**Material shown**
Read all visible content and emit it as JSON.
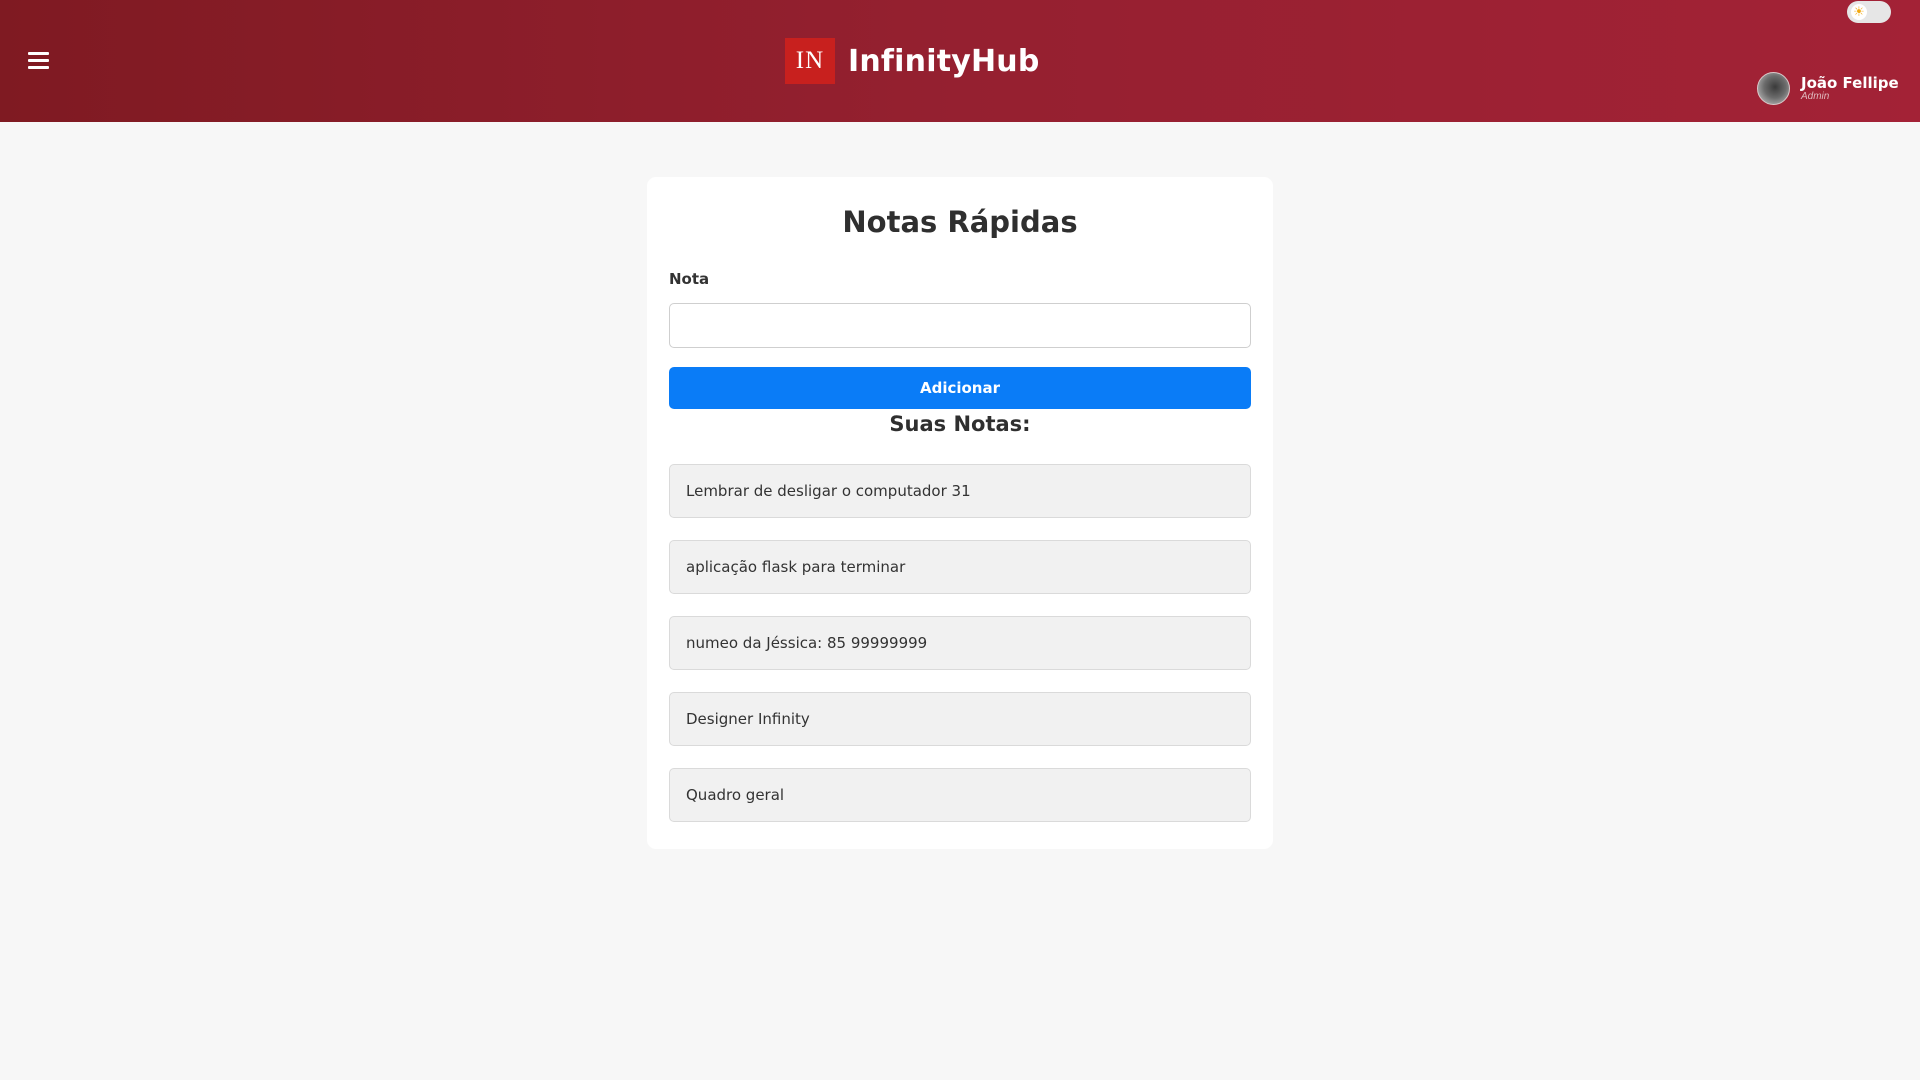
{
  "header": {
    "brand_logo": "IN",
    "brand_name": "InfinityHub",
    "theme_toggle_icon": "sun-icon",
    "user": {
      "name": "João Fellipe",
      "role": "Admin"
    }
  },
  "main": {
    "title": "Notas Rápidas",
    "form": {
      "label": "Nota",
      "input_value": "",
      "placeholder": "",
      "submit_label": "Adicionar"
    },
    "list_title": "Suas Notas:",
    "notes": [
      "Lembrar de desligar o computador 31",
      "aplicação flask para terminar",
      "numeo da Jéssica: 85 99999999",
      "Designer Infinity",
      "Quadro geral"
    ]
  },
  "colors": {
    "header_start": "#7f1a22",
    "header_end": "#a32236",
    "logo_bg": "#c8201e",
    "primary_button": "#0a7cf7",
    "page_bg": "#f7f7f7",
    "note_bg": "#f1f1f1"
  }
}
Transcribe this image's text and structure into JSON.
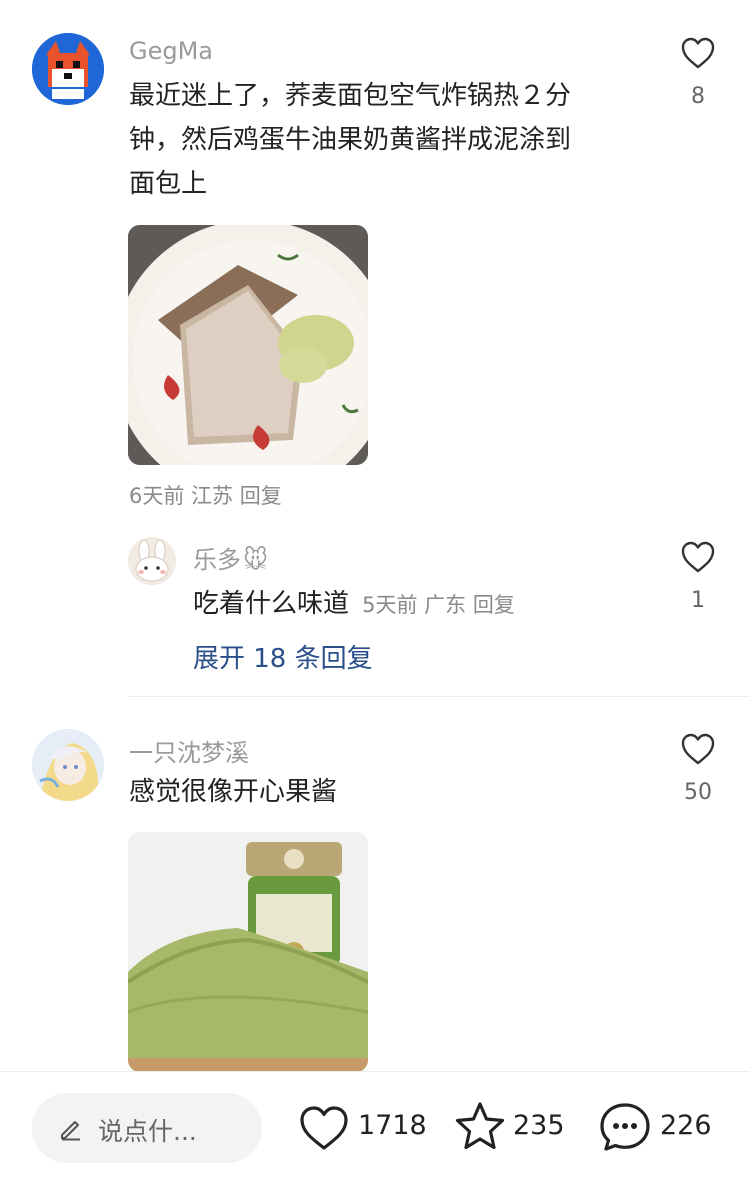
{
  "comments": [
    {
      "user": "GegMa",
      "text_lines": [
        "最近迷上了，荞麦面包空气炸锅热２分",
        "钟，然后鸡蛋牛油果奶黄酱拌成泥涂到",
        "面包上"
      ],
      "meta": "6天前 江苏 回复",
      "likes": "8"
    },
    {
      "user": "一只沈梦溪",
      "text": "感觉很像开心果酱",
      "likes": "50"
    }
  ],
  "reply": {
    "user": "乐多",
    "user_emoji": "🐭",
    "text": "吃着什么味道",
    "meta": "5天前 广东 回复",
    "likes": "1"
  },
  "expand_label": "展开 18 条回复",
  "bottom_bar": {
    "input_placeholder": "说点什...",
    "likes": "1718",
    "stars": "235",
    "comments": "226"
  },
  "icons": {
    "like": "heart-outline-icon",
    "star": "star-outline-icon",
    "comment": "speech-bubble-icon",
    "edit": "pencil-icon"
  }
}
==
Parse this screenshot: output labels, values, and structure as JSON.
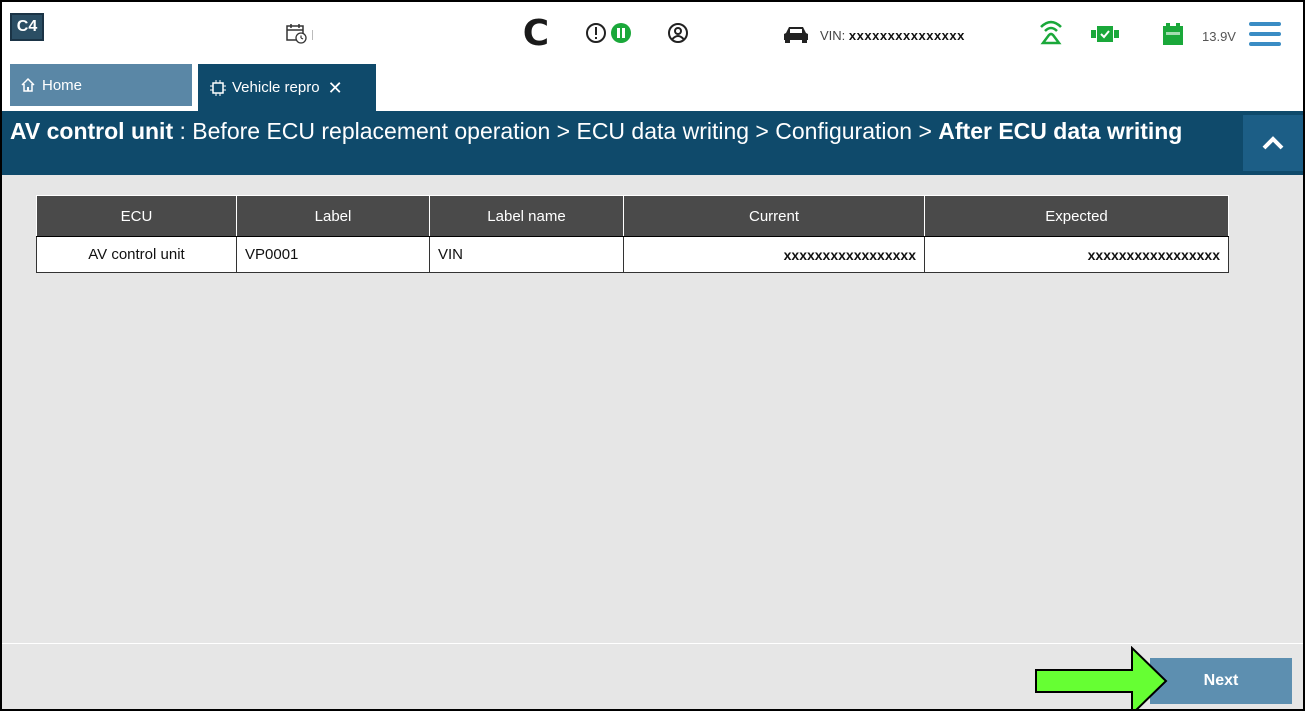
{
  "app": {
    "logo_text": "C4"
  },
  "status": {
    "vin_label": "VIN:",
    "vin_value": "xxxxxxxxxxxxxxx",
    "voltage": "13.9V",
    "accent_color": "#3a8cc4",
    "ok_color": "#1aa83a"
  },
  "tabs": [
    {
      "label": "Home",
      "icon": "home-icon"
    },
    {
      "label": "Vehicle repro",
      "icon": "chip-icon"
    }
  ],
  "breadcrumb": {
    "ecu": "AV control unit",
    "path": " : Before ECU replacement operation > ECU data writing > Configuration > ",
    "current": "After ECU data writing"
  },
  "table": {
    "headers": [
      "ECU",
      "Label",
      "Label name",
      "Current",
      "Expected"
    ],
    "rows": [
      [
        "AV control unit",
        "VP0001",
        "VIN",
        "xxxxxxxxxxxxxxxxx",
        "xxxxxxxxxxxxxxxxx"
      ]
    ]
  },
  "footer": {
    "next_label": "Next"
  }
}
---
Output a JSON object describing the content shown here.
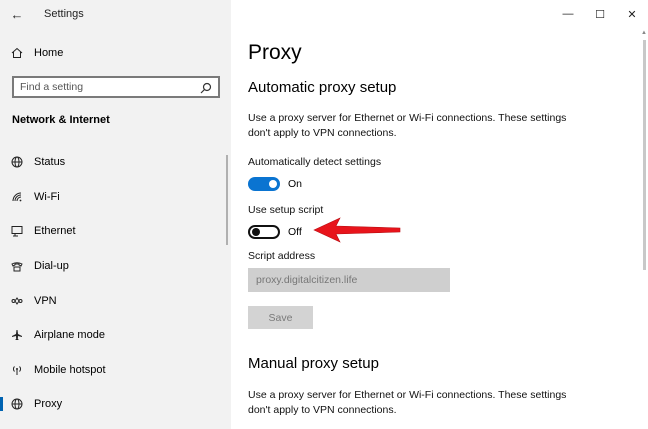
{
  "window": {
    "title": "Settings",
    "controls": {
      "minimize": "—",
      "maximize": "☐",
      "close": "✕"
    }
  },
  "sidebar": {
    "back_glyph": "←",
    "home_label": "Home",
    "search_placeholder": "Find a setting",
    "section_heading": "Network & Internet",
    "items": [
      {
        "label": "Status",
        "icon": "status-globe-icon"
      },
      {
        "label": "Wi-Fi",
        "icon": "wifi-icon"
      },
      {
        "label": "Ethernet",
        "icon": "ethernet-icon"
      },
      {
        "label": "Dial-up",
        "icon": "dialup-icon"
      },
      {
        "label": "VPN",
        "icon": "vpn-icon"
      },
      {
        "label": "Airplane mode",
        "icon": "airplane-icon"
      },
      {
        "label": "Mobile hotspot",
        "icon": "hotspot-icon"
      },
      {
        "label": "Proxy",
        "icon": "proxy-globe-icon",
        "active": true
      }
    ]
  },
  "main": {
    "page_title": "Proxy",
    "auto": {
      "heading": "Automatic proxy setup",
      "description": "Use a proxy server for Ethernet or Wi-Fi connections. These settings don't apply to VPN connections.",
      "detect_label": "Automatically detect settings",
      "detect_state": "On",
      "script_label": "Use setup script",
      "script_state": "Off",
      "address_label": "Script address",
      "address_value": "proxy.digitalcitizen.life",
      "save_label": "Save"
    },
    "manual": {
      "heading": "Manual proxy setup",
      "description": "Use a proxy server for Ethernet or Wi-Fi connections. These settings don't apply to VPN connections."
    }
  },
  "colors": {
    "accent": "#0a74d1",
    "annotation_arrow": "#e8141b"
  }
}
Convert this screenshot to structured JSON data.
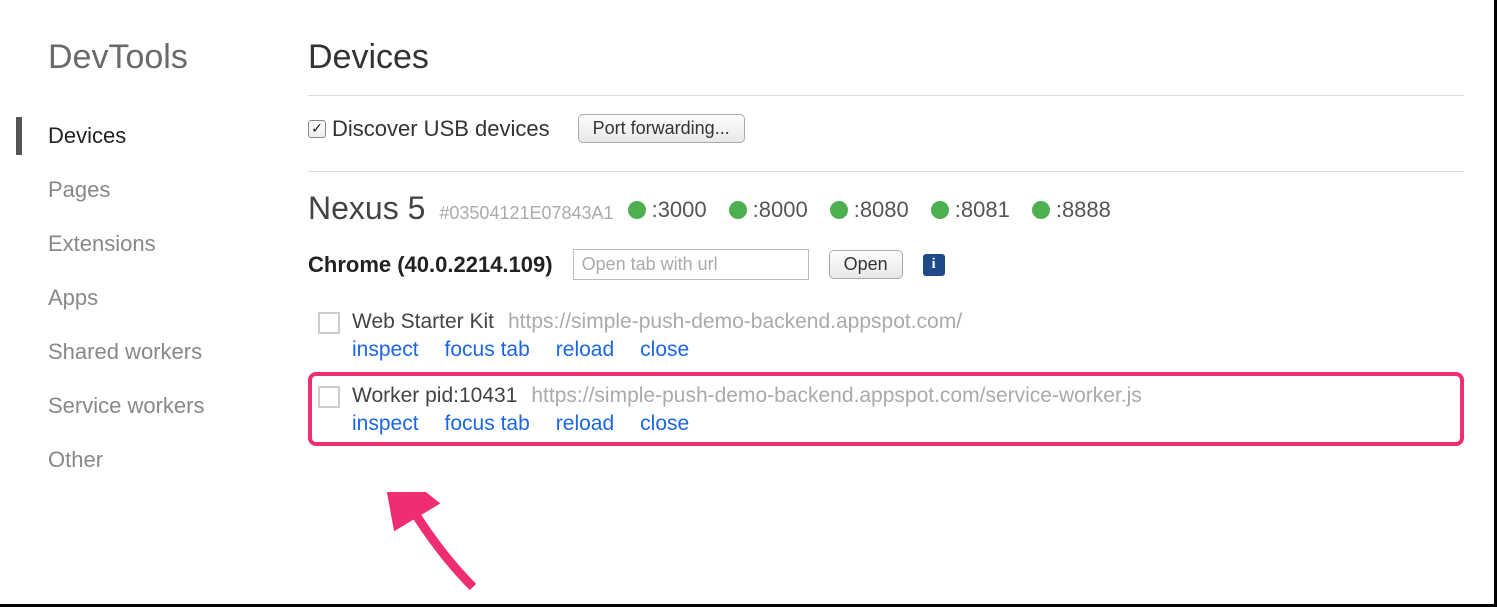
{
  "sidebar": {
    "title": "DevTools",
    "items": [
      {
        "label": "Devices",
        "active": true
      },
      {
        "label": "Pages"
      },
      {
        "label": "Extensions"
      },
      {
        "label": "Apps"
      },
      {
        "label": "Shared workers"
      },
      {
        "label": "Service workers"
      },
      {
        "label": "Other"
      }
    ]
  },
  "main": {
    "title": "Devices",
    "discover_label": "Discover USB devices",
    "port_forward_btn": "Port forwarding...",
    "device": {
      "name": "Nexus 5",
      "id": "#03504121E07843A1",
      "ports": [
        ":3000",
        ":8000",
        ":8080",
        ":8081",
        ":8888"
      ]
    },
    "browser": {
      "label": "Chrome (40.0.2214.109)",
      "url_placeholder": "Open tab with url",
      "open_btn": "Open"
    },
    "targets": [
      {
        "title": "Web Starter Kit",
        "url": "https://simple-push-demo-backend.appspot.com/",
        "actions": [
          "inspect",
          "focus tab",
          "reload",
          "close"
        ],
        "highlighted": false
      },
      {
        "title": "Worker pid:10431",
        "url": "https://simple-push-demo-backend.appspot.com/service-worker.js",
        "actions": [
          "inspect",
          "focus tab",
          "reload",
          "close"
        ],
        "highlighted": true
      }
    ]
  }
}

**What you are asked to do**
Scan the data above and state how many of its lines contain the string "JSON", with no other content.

**Solution to the exercise**
5